Work order.
Please print out every entry below, verbatim.

+++ Data supplied +++

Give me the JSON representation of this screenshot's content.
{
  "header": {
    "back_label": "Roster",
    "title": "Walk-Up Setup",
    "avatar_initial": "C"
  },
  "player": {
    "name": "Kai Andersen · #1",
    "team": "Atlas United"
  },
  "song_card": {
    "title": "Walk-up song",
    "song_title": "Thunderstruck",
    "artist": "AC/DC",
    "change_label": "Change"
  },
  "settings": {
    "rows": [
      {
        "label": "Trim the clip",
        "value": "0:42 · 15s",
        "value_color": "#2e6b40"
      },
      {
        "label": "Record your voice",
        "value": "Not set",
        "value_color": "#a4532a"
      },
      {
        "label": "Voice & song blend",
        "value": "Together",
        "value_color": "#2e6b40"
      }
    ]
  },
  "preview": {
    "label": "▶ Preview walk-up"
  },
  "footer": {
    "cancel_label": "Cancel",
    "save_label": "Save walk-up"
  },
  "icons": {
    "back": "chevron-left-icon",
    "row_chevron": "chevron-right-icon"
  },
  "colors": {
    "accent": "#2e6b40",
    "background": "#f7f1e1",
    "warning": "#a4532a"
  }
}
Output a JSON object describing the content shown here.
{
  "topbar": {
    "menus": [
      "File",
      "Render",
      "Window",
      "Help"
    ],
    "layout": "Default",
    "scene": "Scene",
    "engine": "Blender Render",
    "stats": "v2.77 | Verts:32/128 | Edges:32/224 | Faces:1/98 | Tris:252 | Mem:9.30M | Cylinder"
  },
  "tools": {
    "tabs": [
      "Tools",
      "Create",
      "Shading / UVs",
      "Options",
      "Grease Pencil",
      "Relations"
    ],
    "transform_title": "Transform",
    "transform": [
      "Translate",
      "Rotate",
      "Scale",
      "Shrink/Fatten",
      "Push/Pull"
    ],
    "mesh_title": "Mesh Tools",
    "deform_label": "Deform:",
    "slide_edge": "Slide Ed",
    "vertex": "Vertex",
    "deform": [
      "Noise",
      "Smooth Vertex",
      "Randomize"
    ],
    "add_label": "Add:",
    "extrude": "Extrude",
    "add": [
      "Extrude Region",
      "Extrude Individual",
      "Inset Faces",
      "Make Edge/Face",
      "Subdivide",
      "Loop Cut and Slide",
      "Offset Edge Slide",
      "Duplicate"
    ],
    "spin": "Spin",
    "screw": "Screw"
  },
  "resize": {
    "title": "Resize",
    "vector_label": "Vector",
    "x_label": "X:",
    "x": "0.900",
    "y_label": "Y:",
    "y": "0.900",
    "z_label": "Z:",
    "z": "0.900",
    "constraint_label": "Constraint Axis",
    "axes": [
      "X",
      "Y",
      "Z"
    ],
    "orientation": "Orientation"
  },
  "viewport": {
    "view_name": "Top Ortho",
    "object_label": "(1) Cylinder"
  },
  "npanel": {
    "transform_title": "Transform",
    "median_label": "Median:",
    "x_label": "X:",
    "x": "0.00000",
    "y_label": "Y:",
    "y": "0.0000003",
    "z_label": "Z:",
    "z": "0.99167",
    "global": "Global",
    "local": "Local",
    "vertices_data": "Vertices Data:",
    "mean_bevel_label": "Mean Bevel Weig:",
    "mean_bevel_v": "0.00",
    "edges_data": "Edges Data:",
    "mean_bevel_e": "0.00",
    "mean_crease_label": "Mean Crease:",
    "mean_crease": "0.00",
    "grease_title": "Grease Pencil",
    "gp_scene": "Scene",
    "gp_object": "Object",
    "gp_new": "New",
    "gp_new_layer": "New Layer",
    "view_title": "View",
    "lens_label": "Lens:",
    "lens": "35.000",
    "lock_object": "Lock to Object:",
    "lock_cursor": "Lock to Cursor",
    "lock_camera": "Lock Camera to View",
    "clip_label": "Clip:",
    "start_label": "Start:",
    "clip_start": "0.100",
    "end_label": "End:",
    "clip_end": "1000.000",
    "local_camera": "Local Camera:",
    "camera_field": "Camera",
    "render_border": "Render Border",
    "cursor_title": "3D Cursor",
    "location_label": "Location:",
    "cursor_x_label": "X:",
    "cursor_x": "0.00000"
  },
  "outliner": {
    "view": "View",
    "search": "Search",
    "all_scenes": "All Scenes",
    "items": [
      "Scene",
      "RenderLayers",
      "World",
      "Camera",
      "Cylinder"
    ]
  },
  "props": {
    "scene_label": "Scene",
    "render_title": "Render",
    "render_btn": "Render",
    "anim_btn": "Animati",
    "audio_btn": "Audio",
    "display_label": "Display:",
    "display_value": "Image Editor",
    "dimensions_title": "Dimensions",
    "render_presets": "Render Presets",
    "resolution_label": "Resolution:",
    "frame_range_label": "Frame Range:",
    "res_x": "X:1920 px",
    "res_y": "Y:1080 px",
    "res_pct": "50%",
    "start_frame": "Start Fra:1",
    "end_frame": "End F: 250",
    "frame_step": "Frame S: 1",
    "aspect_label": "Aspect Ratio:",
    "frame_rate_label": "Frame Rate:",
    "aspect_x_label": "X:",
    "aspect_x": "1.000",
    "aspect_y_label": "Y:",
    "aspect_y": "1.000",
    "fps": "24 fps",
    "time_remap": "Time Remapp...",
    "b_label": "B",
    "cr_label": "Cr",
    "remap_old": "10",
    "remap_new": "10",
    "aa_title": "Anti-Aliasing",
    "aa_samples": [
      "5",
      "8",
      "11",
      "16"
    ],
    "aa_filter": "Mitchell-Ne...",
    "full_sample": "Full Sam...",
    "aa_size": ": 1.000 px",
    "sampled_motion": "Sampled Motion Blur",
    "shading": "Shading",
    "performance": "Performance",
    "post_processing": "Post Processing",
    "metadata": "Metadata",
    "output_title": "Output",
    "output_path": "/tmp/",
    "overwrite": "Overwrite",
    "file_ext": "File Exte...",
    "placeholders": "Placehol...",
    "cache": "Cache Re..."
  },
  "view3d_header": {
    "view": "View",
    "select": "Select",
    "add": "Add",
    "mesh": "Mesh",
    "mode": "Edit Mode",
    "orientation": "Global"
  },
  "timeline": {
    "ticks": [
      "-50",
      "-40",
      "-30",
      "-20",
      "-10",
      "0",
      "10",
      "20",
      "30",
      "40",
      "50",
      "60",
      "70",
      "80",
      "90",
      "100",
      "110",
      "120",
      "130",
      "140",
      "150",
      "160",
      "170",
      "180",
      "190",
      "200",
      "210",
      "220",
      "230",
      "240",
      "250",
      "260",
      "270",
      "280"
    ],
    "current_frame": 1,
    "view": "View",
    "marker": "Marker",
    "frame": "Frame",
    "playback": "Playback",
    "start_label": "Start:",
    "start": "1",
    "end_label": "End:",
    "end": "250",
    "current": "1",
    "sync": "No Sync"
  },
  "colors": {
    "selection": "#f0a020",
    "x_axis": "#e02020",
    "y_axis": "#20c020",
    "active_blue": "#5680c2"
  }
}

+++

Solution to the exercise.
Give me the JSON representation of this screenshot's content.
{
  "header": {
    "back_label": "Roster",
    "title": "Walk-Up Setup",
    "avatar_initial": "C"
  },
  "player": {
    "name": "Kai Andersen · #1",
    "team": "Atlas United"
  },
  "song_card": {
    "title": "Walk-up song",
    "song_title": "Thunderstruck",
    "artist": "AC/DC",
    "change_label": "Change"
  },
  "settings": {
    "rows": [
      {
        "label": "Trim the clip",
        "value": "0:42 · 15s",
        "value_color": "#2e6b40"
      },
      {
        "label": "Record your voice",
        "value": "Not set",
        "value_color": "#a4532a"
      },
      {
        "label": "Voice & song blend",
        "value": "Together",
        "value_color": "#2e6b40"
      }
    ]
  },
  "preview": {
    "label": "▶ Preview walk-up"
  },
  "footer": {
    "cancel_label": "Cancel",
    "save_label": "Save walk-up"
  },
  "icons": {
    "back": "chevron-left-icon",
    "row_chevron": "chevron-right-icon"
  },
  "colors": {
    "accent": "#2e6b40",
    "background": "#f7f1e1",
    "warning": "#a4532a"
  }
}
Output a JSON object describing the content shown here.
{
  "topbar": {
    "menus": [
      "File",
      "Render",
      "Window",
      "Help"
    ],
    "layout": "Default",
    "scene": "Scene",
    "engine": "Blender Render",
    "stats": "v2.77 | Verts:32/128 | Edges:32/224 | Faces:1/98 | Tris:252 | Mem:9.30M | Cylinder"
  },
  "tools": {
    "tabs": [
      "Tools",
      "Create",
      "Shading / UVs",
      "Options",
      "Grease Pencil",
      "Relations"
    ],
    "transform_title": "Transform",
    "transform": [
      "Translate",
      "Rotate",
      "Scale",
      "Shrink/Fatten",
      "Push/Pull"
    ],
    "mesh_title": "Mesh Tools",
    "deform_label": "Deform:",
    "slide_edge": "Slide Ed",
    "vertex": "Vertex",
    "deform": [
      "Noise",
      "Smooth Vertex",
      "Randomize"
    ],
    "add_label": "Add:",
    "extrude": "Extrude",
    "add": [
      "Extrude Region",
      "Extrude Individual",
      "Inset Faces",
      "Make Edge/Face",
      "Subdivide",
      "Loop Cut and Slide",
      "Offset Edge Slide",
      "Duplicate"
    ],
    "spin": "Spin",
    "screw": "Screw"
  },
  "resize": {
    "title": "Resize",
    "vector_label": "Vector",
    "x_label": "X:",
    "x": "0.900",
    "y_label": "Y:",
    "y": "0.900",
    "z_label": "Z:",
    "z": "0.900",
    "constraint_label": "Constraint Axis",
    "axes": [
      "X",
      "Y",
      "Z"
    ],
    "orientation": "Orientation"
  },
  "viewport": {
    "view_name": "Top Ortho",
    "object_label": "(1) Cylinder"
  },
  "npanel": {
    "transform_title": "Transform",
    "median_label": "Median:",
    "x_label": "X:",
    "x": "0.00000",
    "y_label": "Y:",
    "y": "0.0000003",
    "z_label": "Z:",
    "z": "0.99167",
    "global": "Global",
    "local": "Local",
    "vertices_data": "Vertices Data:",
    "mean_bevel_label": "Mean Bevel Weig:",
    "mean_bevel_v": "0.00",
    "edges_data": "Edges Data:",
    "mean_bevel_e": "0.00",
    "mean_crease_label": "Mean Crease:",
    "mean_crease": "0.00",
    "grease_title": "Grease Pencil",
    "gp_scene": "Scene",
    "gp_object": "Object",
    "gp_new": "New",
    "gp_new_layer": "New Layer",
    "view_title": "View",
    "lens_label": "Lens:",
    "lens": "35.000",
    "lock_object": "Lock to Object:",
    "lock_cursor": "Lock to Cursor",
    "lock_camera": "Lock Camera to View",
    "clip_label": "Clip:",
    "start_label": "Start:",
    "clip_start": "0.100",
    "end_label": "End:",
    "clip_end": "1000.000",
    "local_camera": "Local Camera:",
    "camera_field": "Camera",
    "render_border": "Render Border",
    "cursor_title": "3D Cursor",
    "location_label": "Location:",
    "cursor_x_label": "X:",
    "cursor_x": "0.00000"
  },
  "outliner": {
    "view": "View",
    "search": "Search",
    "all_scenes": "All Scenes",
    "items": [
      "Scene",
      "RenderLayers",
      "World",
      "Camera",
      "Cylinder"
    ]
  },
  "props": {
    "scene_label": "Scene",
    "render_title": "Render",
    "render_btn": "Render",
    "anim_btn": "Animati",
    "audio_btn": "Audio",
    "display_label": "Display:",
    "display_value": "Image Editor",
    "dimensions_title": "Dimensions",
    "render_presets": "Render Presets",
    "resolution_label": "Resolution:",
    "frame_range_label": "Frame Range:",
    "res_x": "X:1920 px",
    "res_y": "Y:1080 px",
    "res_pct": "50%",
    "start_frame": "Start Fra:1",
    "end_frame": "End F: 250",
    "frame_step": "Frame S: 1",
    "aspect_label": "Aspect Ratio:",
    "frame_rate_label": "Frame Rate:",
    "aspect_x_label": "X:",
    "aspect_x": "1.000",
    "aspect_y_label": "Y:",
    "aspect_y": "1.000",
    "fps": "24 fps",
    "time_remap": "Time Remapp...",
    "b_label": "B",
    "cr_label": "Cr",
    "remap_old": "10",
    "remap_new": "10",
    "aa_title": "Anti-Aliasing",
    "aa_samples": [
      "5",
      "8",
      "11",
      "16"
    ],
    "aa_filter": "Mitchell-Ne...",
    "full_sample": "Full Sam...",
    "aa_size": ": 1.000 px",
    "sampled_motion": "Sampled Motion Blur",
    "shading": "Shading",
    "performance": "Performance",
    "post_processing": "Post Processing",
    "metadata": "Metadata",
    "output_title": "Output",
    "output_path": "/tmp/",
    "overwrite": "Overwrite",
    "file_ext": "File Exte...",
    "placeholders": "Placehol...",
    "cache": "Cache Re..."
  },
  "view3d_header": {
    "view": "View",
    "select": "Select",
    "add": "Add",
    "mesh": "Mesh",
    "mode": "Edit Mode",
    "orientation": "Global"
  },
  "timeline": {
    "ticks": [
      "-50",
      "-40",
      "-30",
      "-20",
      "-10",
      "0",
      "10",
      "20",
      "30",
      "40",
      "50",
      "60",
      "70",
      "80",
      "90",
      "100",
      "110",
      "120",
      "130",
      "140",
      "150",
      "160",
      "170",
      "180",
      "190",
      "200",
      "210",
      "220",
      "230",
      "240",
      "250",
      "260",
      "270",
      "280"
    ],
    "current_frame": 1,
    "view": "View",
    "marker": "Marker",
    "frame": "Frame",
    "playback": "Playback",
    "start_label": "Start:",
    "start": "1",
    "end_label": "End:",
    "end": "250",
    "current": "1",
    "sync": "No Sync"
  },
  "colors": {
    "selection": "#f0a020",
    "x_axis": "#e02020",
    "y_axis": "#20c020",
    "active_blue": "#5680c2"
  }
}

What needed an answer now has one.